* May return to prospects in 2015
* Could add NOK 1-3 to value of Statoil shares
* Biggest Statoil-operated find outside Norway
* Shares up 1.2 crowns
By Balazs Koranyi and Henrik Stolen
OSLO, Sept 26 (Reuters) - Norway's Statoil ASA has made its biggest oil discovery beyond Norway in the seas off Canada's East Coast and said the region could become a major oil producer after 2020.
The latest find, in the Bay du Nord field of the Atlantic Ocean, northeast of the city of St. John's, Newfoundland, is near two previous Statoil discoveries. Statoil said it expects to return to the field in 2015 with more wells as it has already identified more potential for oil.
In a venture with Canadian partner Husky Energy Inc , state-controlled Statoil said it had found between 300 million and 600 million barrels of recoverable oil about 500 kilometres (300 miles) off the coast of the Canadian province of Newfoundland and Labrador.

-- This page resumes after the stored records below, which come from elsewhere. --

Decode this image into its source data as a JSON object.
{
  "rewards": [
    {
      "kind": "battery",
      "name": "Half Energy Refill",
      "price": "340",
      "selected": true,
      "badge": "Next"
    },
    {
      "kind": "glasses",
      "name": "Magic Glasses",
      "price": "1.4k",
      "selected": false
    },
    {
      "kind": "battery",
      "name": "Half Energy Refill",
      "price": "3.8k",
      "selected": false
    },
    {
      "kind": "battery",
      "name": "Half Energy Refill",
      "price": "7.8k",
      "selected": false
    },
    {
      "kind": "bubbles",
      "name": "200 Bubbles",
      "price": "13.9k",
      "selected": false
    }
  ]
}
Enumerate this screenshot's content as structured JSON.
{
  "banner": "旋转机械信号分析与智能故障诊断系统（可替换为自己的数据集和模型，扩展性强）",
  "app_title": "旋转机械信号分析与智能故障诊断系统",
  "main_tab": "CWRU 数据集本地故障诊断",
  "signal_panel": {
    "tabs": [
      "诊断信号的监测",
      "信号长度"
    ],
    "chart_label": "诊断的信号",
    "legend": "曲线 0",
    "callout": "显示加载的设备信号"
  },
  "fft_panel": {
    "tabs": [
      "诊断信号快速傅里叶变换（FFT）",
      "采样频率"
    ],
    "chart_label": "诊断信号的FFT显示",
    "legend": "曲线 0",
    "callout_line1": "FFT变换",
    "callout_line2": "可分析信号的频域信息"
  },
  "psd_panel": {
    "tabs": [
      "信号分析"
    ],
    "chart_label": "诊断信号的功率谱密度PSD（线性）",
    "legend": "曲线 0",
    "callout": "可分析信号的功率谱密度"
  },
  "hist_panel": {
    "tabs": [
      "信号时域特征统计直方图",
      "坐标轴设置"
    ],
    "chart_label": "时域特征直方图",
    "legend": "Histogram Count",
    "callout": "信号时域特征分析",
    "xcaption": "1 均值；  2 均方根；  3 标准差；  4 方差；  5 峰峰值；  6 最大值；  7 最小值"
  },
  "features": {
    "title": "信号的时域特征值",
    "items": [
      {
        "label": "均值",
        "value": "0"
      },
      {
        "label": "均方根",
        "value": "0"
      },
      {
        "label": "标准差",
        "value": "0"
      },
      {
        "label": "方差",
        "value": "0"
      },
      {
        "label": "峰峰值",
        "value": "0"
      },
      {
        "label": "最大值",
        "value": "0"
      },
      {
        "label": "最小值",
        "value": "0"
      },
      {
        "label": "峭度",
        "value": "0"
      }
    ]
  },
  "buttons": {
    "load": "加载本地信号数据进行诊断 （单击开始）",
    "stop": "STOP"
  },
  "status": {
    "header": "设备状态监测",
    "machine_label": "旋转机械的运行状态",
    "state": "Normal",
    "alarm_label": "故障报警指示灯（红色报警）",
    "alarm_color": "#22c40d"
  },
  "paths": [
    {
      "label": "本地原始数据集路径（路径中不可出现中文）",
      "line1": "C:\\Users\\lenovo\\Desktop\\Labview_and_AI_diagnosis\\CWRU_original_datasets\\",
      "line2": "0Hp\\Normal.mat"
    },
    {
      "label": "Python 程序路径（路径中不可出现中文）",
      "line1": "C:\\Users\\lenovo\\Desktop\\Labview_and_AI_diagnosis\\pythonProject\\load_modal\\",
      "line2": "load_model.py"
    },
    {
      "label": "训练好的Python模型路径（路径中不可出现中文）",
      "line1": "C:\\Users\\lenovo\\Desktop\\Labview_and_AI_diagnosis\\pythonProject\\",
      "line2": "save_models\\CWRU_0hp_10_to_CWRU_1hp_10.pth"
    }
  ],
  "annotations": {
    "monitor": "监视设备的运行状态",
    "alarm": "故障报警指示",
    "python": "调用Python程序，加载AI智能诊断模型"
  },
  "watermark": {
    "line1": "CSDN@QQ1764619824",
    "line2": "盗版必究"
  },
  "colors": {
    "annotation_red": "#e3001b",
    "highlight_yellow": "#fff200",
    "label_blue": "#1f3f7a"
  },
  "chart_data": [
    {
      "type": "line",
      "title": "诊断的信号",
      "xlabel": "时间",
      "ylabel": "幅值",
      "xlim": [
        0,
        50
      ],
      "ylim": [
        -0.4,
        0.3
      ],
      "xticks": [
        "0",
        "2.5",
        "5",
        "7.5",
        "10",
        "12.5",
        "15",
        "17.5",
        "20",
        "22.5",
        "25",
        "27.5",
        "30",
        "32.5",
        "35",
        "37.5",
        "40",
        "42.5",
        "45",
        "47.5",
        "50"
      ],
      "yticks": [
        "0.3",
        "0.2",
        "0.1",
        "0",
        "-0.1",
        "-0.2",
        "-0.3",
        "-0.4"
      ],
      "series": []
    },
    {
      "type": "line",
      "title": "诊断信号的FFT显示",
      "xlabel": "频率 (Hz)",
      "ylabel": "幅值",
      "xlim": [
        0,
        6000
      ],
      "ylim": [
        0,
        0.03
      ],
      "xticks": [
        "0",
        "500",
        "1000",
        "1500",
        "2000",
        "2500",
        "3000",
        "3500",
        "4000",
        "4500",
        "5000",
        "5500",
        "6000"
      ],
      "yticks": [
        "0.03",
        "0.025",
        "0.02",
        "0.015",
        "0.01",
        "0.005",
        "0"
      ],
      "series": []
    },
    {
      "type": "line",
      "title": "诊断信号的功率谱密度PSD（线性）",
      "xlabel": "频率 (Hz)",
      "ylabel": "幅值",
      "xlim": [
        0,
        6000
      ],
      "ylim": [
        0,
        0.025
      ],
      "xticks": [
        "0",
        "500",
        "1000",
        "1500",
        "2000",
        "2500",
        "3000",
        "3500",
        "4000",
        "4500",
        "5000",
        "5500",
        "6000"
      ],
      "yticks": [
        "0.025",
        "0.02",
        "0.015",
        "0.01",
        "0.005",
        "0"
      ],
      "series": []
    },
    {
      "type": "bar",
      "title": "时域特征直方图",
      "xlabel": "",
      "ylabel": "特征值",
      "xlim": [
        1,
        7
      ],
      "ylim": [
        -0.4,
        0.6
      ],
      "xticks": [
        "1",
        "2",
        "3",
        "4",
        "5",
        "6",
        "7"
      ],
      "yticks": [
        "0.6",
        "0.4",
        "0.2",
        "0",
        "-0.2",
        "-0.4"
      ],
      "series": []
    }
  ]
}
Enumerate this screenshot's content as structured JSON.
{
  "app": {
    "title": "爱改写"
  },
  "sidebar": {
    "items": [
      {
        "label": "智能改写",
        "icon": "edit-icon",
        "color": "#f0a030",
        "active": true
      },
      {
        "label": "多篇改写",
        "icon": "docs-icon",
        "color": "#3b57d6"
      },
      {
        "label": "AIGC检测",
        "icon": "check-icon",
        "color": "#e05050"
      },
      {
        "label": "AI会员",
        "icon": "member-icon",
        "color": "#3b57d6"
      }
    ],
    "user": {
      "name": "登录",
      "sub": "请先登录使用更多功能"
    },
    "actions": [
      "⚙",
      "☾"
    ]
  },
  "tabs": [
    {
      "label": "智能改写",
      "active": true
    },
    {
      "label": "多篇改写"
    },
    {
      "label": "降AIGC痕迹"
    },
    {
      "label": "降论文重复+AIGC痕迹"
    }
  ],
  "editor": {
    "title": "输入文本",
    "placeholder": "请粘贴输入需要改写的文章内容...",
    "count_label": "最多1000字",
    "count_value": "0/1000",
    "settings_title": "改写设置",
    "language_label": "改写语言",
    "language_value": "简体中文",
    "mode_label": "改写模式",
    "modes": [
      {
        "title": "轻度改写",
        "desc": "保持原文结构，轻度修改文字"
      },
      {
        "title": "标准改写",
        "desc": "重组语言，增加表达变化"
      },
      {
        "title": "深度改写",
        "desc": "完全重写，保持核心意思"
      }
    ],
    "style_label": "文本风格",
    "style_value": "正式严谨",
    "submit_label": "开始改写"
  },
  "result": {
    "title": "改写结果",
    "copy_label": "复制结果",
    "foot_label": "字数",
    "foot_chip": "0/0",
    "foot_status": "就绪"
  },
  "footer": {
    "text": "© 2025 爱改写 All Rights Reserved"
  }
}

"This is the biggest Statoil-operated oil discovery outside Norway, so it's a pretty big day for us," Statoil exploration chief Tim Dodson said on Thursday.
There are currently three major oil projects off the Newfoundland coast: Hibernia, Terra Nova and White Rose. All are located in the Jeanne d'Arc Basin, 350km (200 miles) southeast of St John's. In total, they produced around 197,000 barrels per day last year, and a fourth development, Hebron, is scheduled to start operating in 2017.
While the latest Statoil find is a significant discovery for offshore Canada, it pales in comparison with output from the country's oil sands, in Alberta, where production is forecast to hit 5.2 million barrels a day by 2030.
Statoil, once a domestic focused explorer, has expanded rapidly over the past decade and recently made big discoveries in Brazil, Tanzania, the North Sea and the Norwegian Arctic.
The Bay du Nord discovery is in addition to the nearby Mizzen find, which could contain up to 200 million barrels of recoverable oil, and the Harpoon discovery, which still needs to be evaluated.
Analysts said the latest discovery could add between 1 and 3 crowns to the Statoil share price, which would raise the company's market value by between $530 million and $1.59 billion.
"This is an area with relatively favorable tax conditions and although there is deep water, I think this might be worth about 4 dollars per barrel and in excess of 2 Norwegian crowns per Statoil share," said Anne Gjoeen, an oil sector analyst at Handelsbanken.
Analysts at Deutsche Bank valued the discovery at 3 crowns a share with potential upside.
The stock was up 1.2 crowns, or 0.9 percent, at 138.0 at 0931 GMT, outperforming a 0.1 percent fall in the European oil and gas sector.
The stock has gained 6 percent over the past month, the most among European majors, according to Thomson Reuters data.
Statoil will need more time to evaluate the discovery and its efforts could be slowed by ice conditions in the area. "Rig availability is an issue here as there are only certain rigs which can perform this activity," Dodson said.
Icebergs are an added difficulty, and Statoil must be prepared to locate and tow them away from drilling platforms.
Dodson added that once Statoil returns, it would drill two or three wells and given rig availability that may not happen before 2015. The company's licences are spread over 8,500 square kilometres in an area called the Flemish Pass, where Statoil is the only operator.
"The Flemish Pass has the potential to become a core producing area for Statoil post-2020," Dodson added.
The company aims to lift its daily output to more than 2.5 million barrels of oil equivalents a day by 2020 from a current 2 million.
Statoil operates all three of the Canadian licences and holds a 65 percent stake, while Husky Energy Inc has a 35 percent interest.
"Together, these discoveries confirm significant opportunity in the Flemish Pass Basin and could be developed in tandem. Husky and Statoil will continue to evaluate the potential for commercial development of the discovered resources," Husky Energy said in a statement.
Husky's shares were last up more than 1 percent at C$30.12 on the Toronto Stock Exchange.